The 18-year-old New Jersey native from Franklin Lakes, N.J., has easily become one of the top pitchers in his region, grabbing the attention of scouts across the nation.

While his above-average athletic ability is evident, there is something else about Austin that sets him apart from his peers.

Austin is deaf. He was diagnosed with profound hearing loss at the age of two, after Austin’s parents, John and Gloria Sollecito noticed unusual behavior in their budding toddler.

“I used to think he just didn’t like me, ‘cause I’d call him and he wouldn’t come,” Austin’s father said. “I said, ‘Something’s wrong.’”

Before reaching the age of six, Austin had two implant surgeries to mitigate his hearing loss. Since then, Austin has adapted to his disability by picking up ways to enhance his communication skills, including lip reading and hand signals, especially while playing baseball.

“You wouldn’t really know he’s deaf,” said John Sollecito. “People think it’s, you know, a radio thing or he’s listening to an iPod. He’s exceeded my expectations as far as what I envisioned it was going to be like when he grew up.”

Click here to watch the trailer for "I See the Crowd Roar," a documentary about deaf baseball player William Hoy, who played from 1888 to 1902. 

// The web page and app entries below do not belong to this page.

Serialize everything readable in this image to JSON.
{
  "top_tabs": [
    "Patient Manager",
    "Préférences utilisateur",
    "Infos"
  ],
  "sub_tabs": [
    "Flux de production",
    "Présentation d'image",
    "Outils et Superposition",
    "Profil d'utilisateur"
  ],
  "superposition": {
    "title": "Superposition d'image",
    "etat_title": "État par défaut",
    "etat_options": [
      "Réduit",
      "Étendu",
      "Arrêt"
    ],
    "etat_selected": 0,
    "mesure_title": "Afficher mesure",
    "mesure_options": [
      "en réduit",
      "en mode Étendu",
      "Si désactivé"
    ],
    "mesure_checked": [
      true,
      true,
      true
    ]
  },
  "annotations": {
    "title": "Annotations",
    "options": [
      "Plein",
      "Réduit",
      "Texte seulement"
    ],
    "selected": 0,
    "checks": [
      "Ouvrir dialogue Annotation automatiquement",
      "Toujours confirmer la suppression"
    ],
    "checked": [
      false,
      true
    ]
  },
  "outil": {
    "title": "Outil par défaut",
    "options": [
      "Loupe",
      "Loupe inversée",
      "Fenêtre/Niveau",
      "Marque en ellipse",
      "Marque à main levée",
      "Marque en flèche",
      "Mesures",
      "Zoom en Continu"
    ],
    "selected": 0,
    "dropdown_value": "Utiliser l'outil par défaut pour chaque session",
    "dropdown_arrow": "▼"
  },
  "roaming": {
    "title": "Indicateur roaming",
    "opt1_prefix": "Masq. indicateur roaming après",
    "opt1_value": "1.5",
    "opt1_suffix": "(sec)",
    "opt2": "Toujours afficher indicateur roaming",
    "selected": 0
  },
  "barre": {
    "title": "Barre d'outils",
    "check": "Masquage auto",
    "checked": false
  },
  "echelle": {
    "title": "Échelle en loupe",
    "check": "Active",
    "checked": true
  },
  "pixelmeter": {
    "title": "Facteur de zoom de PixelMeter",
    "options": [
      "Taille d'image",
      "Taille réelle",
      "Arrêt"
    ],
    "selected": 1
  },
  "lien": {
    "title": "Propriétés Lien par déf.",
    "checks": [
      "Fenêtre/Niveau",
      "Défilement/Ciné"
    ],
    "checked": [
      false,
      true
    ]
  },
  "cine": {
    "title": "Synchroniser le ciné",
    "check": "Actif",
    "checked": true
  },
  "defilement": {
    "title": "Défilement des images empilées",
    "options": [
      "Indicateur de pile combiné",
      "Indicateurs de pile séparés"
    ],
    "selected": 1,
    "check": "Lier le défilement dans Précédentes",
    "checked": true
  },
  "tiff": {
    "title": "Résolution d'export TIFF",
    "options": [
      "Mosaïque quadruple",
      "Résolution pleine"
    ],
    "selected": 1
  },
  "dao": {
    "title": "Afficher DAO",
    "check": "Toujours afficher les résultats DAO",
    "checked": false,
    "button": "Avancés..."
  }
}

To compensate for his lack of hearing, Austin wears an external hearing device throughout the day. But it’s not always necessary. Austin says the ability to disable the hearing aid when pitching on the mound has ironically proven to be great advantage on the diamond.

“When I don't hear anybody -- the other team or the parents -- I can just focus that much easier on just hitting my spots,” he said. The focus pays off – according to ESPN, Austin achieved 67 strikeouts during the 2012 season.  

That ability to focus, added Austin’s baseball coach George Hill, is an integral part of Austin’s aptitude.

“I think that is probably his biggest asset -- his composure,” said Hill. “The other team could be yelling, people could be yelling, I could be yelling, and he doesn’t hear you.”

Austin’s accomplishments on the pitching mound – as well as in the classroom – have paid off. The heavily scouted pitcher, who also maintained a 3.7 GPA this semester, will attend Boston College this fall on a baseball scholarship. These feats come as no surprise to those closest to Austin.

“He’s been through a lot with his disability,” his brother, Mark, said. “Some things don’t come easy or as easily to him, so I think what that’s taught him is to stick with it and really persevere. I think that’s where he gets his determination from.”

Austin says he is just doing what comes naturally to him.

“I kind of think my deafness is overblown,” he said. "To me it’s no big deal, like, I just feel like any other person out there."

Now Austin hopes to make into a professional baseball league — a mission that both his father and coach support.

"He's a very special young man,” Hill said. “We'll be watching him and supporting him every step of the way."